Software copyright act The Software Copyright Act was a Great Step in the Right Direction The software copyright act, which is actually called the Digital Millennium Copyright Act has given software developers a little more power when it comes to protecting their works. If you've bought software in the last few years I'm sure you've noticed some of the changes that have been made in the software buying process. If not, then you really should wake up and take note. Some of the more noteworthy achievements of this act are the following: 1) It is now a crime to go around anti-piracy measures in software. 2) It is no longer legal to make, sale, or give away software or devices that were invented for the purpose of cracking codes enabling the illegal copying of software. 3) Limits the liability that ISPs (as far as copyright infringement violations) when information is transmitted online. The problem isn't the people want to be bad or do something wrong. Most of us by nature want to do the right thing.
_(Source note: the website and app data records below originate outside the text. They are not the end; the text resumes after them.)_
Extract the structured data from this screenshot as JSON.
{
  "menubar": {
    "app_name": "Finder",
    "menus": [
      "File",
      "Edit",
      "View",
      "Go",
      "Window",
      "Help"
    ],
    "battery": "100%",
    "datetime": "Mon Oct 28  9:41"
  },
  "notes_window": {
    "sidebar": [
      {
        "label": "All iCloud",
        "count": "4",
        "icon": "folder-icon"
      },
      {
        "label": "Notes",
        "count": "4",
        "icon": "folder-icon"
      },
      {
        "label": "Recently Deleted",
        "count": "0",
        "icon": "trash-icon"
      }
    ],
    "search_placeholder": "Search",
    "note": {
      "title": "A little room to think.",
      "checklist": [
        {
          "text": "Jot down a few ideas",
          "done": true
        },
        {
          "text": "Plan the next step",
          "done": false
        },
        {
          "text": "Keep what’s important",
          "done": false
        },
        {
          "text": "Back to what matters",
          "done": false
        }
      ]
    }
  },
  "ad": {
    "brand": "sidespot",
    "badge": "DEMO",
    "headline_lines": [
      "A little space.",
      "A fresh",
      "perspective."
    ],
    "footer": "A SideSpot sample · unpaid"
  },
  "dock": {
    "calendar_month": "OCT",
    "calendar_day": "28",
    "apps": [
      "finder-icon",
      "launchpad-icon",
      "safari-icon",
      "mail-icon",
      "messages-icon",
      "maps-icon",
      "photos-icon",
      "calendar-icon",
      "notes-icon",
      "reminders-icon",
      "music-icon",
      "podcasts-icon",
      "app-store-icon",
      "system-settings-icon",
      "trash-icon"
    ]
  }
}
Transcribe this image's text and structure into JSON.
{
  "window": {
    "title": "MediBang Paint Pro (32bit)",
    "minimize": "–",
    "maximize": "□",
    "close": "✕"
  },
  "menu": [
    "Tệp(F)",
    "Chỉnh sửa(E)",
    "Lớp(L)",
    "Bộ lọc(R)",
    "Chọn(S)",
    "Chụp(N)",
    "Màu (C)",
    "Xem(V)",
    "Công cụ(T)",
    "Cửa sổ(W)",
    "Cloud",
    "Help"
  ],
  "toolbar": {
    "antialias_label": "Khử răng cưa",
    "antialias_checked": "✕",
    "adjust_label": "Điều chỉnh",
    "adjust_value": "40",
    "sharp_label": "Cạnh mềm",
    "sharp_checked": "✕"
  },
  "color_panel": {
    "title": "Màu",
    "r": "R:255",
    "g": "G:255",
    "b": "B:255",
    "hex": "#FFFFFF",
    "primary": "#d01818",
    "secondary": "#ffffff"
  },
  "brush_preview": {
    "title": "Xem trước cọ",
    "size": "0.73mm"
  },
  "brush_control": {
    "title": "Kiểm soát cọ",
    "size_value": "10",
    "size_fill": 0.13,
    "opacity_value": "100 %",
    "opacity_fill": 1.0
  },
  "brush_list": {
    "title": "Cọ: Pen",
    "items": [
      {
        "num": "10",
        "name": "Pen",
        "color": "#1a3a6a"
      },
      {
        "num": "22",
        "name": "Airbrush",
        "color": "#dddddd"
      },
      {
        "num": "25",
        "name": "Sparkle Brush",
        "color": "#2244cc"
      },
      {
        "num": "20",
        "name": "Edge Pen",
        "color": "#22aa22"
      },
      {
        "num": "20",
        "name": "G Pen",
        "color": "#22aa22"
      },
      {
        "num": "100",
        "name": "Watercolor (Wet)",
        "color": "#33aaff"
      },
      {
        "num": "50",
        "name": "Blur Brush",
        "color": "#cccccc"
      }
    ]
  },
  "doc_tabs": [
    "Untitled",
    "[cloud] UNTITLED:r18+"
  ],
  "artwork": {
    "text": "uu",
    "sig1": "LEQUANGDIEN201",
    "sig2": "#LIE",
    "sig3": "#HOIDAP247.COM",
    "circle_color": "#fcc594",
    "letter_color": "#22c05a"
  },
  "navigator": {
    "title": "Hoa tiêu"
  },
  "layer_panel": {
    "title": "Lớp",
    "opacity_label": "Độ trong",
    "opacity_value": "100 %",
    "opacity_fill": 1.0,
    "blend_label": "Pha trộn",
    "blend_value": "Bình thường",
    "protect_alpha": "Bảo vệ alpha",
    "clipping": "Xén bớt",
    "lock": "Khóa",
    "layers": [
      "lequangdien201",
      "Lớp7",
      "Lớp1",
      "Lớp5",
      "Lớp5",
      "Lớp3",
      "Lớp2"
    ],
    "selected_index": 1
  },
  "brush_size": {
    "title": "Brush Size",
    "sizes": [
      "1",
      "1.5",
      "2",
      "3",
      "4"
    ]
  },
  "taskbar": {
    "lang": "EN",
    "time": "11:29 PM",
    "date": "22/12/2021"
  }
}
The problem lies in educating people to the fact that it really is stealing when you bootleg, pirate, illegally download, or otherwise acquire copies of software that you didn't pay for. It's one of those 'white lie' types of crimes for most people and they don't really see how it will hurt anyone for them to copy a game that their brother, cousin, uncle, or friend has. Someone paid for it after all. The problem is that at $50 plus being the average price for computer games and simple software if 10 million people are doing it, the numbers are staggering and they add up quickly. The software copyright act sought to protect businesses from losing money this way. The software copyright act was the worldwide response to a growing problem. This problem was so widespread with illegal downloading of music that lawsuits and massive commercial ad campaigns were initiated in order to curtail illegal downloading activities when it comes to music. It seems to be working to some degree. Fewer people are illegally downloading music; the downside is that these people aren't buying as much music either. The reason is because they are no longer being exposed to the wide variety of music and artists that they were getting freely when downloading music each night at no cost. This equals lower record sales and is becoming a problem of lower movie sales and software sales as well. People aren't trying new games like they could before the software copyright act by going to LAN parties and everyone sharing a copy to play, now everyone has to own a copy before they can play. While this may be great for the companies that make a few (a minimal few at best) extra sales on the games for the sake of a great party but for the most part, it is costing them the extra money that could be made by 10 people finding they liked the game enough to go out and buy it so they could play it whenever (and the next group of 10 they will introduce the game to) Gamers are a funny group and software copyright act or no, they are going to stick with the software and games that serve them best. The software copyright act was created in order to protect the rights of those writing and developing computer software. We want those who fill our lives with fun games, useful tools, and great ways to connect to friends and family to continue providing these great services and to get paid for the ones they've already provided. The software copyright act is one giant step in the right direction as far as I'm concerned.